Nineteenth-century American author Stephen Crane, for example, wrote stories populated with people in dire situations, ill-equipped to survive, let alone overcome, the life-threatening challenges they faced. His characters in Maggie: A Girl of the Streets live in slums and fight — literally and figuratively — for limited resources. “The Open Boat” depicts shipwreck survivors facing the open sea with only an insubstantial dinghy between them and certain death. Representative of the naturalistic vein of American literature, Crane’s tales begin and end in despair.
Much of Crane’s work draws on his own experiences and actual conditions he witnessed in the tenements of the Bowery district of New York. But the conclusions he draws about these experiences, the doom and gloom, is the work of his worldview. We can imagine a story that might highlight its characters’ dignity and human spirit despite such conditions and find unexpected reason for hope. This seems to be Deborah Hopkinson’s goal in Shutting out the Sky: Life in the Tenements of New York, 1880-1924.
We might be tempted to understand the import of this connection between story and worldview along radical postmodern lines, that we should jettison notions of objective truth, goodness, and beauty and instead embrace the pluralistic idea that we create our own realities. Who is to judge whether Crane or Hopkinson has the right take on Bowery life? The uneasiness this question stirs up might encourage us to retreat to the traditional ways of understanding worldview—as a checklist to be ticked off. However, Wright offers the following criteria by which to evaluate stories: the sense they make of the world, both in broad-brush and specifics; how simple are their outlines; how well they handle details and explain the data on offer; and whether they can be translated beyond their immediate contexts.6

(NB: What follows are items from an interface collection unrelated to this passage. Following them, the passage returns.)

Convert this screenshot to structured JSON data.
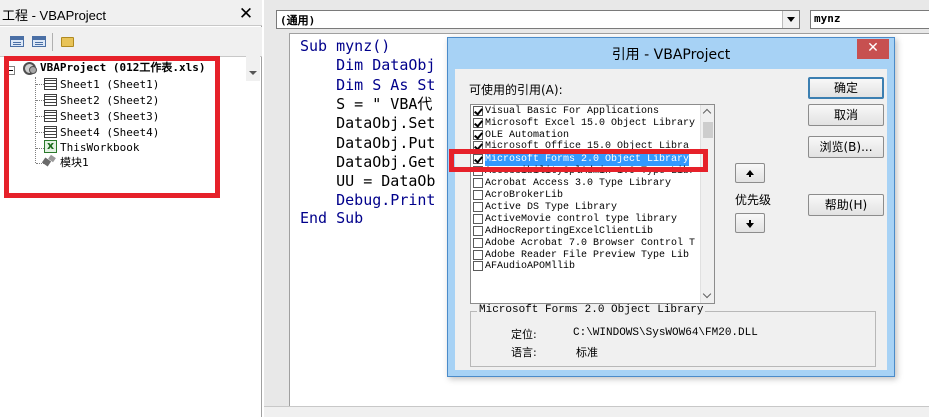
{
  "project_panel": {
    "title": "工程 - VBAProject",
    "close_glyph": "✕",
    "tree": {
      "root_label": "VBAProject (012工作表.xls)",
      "children": [
        {
          "label": "Sheet1 (Sheet1)",
          "icon": "sheet-icon"
        },
        {
          "label": "Sheet2 (Sheet2)",
          "icon": "sheet-icon"
        },
        {
          "label": "Sheet3 (Sheet3)",
          "icon": "sheet-icon"
        },
        {
          "label": "Sheet4 (Sheet4)",
          "icon": "sheet-icon"
        },
        {
          "label": "ThisWorkbook",
          "icon": "workbook-icon"
        },
        {
          "label": "模块1",
          "icon": "module-icon"
        }
      ]
    }
  },
  "code_window": {
    "object_combo": "(通用)",
    "procedure_combo": "mynz",
    "lines": [
      "Sub mynz()",
      "    Dim DataObj",
      "    Dim S As St",
      "    S = \" VBA代",
      "    DataObj.Set",
      "    DataObj.Put",
      "    DataObj.Get",
      "    UU = DataOb",
      "    Debug.Print",
      "End Sub"
    ]
  },
  "dialog": {
    "title": "引用 - VBAProject",
    "close_glyph": "✕",
    "available_label": "可使用的引用(A):",
    "references": [
      {
        "label": "Visual Basic For Applications",
        "checked": true
      },
      {
        "label": "Microsoft Excel 15.0 Object Library",
        "checked": true
      },
      {
        "label": "OLE Automation",
        "checked": true
      },
      {
        "label": "Microsoft Office 15.0 Object Libra",
        "checked": true
      },
      {
        "label": "Microsoft Forms 2.0 Object Library",
        "checked": true,
        "selected": true
      },
      {
        "label": "AccessibilityCplAdmin 1.0 Type Libr",
        "checked": false
      },
      {
        "label": "Acrobat Access 3.0 Type Library",
        "checked": false
      },
      {
        "label": "AcroBrokerLib",
        "checked": false
      },
      {
        "label": "Active DS Type Library",
        "checked": false
      },
      {
        "label": "ActiveMovie control type library",
        "checked": false
      },
      {
        "label": "AdHocReportingExcelClientLib",
        "checked": false
      },
      {
        "label": "Adobe Acrobat 7.0 Browser Control T",
        "checked": false
      },
      {
        "label": "Adobe Reader File Preview Type Lib",
        "checked": false
      },
      {
        "label": "AFAudioAPOMllib",
        "checked": false
      }
    ],
    "buttons": {
      "ok": "确定",
      "cancel": "取消",
      "browse": "浏览(B)...",
      "help": "帮助(H)"
    },
    "priority_label": "优先级",
    "info": {
      "title": "Microsoft Forms 2.0 Object Library",
      "location_label": "定位:",
      "location_value": "C:\\WINDOWS\\SysWOW64\\FM20.DLL",
      "language_label": "语言:",
      "language_value": "标准"
    }
  },
  "colors": {
    "highlight_red": "#e6212a",
    "dialog_frame": "#a7d2f5",
    "selection_blue": "#3399ff",
    "code_keyword": "#00008b"
  }
}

Pitted against Crane’s story, with no outside assistance, Hopkinson’s understanding of Bowery life seems Pollyannaish. Looking only at material circumstances, life does indeed appear “solitary, poor, nasty, brutish, and short,” as Thomas Hobbes described it.7 But the Christian has access to another story, one that accounts for and reinterprets all that Crane identifies. The gospel acknowledges the injustice and tragedy of life in the Bowery and offers hope for redemption, not an idealistic, unreliable optimism but a substantive promise made good in the incarnation, resurrection, and enthronement of Jesus Christ.

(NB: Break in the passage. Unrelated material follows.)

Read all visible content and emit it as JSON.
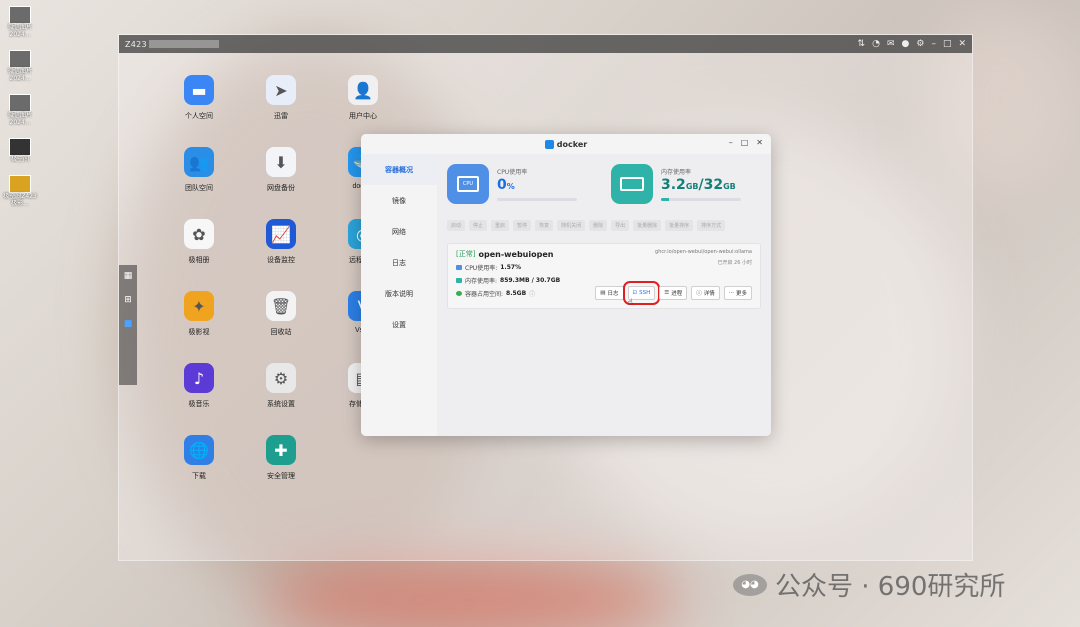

As we engage with those whose worldviews differ from our own, it’s worthwhile to keep in mind this dual function of stories, how their personal histories have shaped their belief systems and how their belief systems in turn attempt to tell a story about the world. Using Wright’s framework, we can examine not only the facts which undergird these stories, but the stories themselves and their explanatory power. If the story a worldview offers does not make sense of the world, of good and evil, justice and injustice, love and hate, it is too thin. And in doing so, we can point ourselves and others toward a truer, thicker story which makes sense of our world. Christianity is both sweeping in its scope and intimate in its practice, rendering everything meaningful and nothing expendable.

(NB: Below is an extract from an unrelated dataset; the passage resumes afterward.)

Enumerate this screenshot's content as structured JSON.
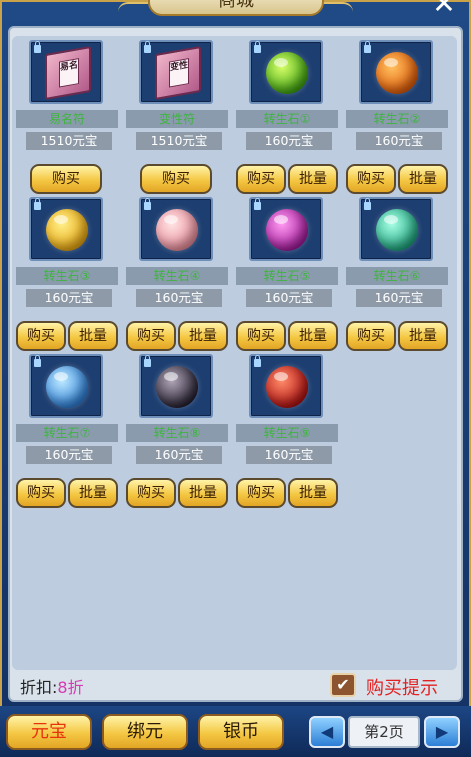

We learn and rehearse this story through our participation in the life of the church. The sacraments of communion and baptism, remind us of our place in this story. For Christians are not merely characters at the mercy of the cosmic plot; we are actors and storytellers ourselves, tasked with sharing in word and deed the story of hope and redemption to others. This is the grand story which is the measure of all others, the story we must proclaim and embody in our encounters with the stories around us each day.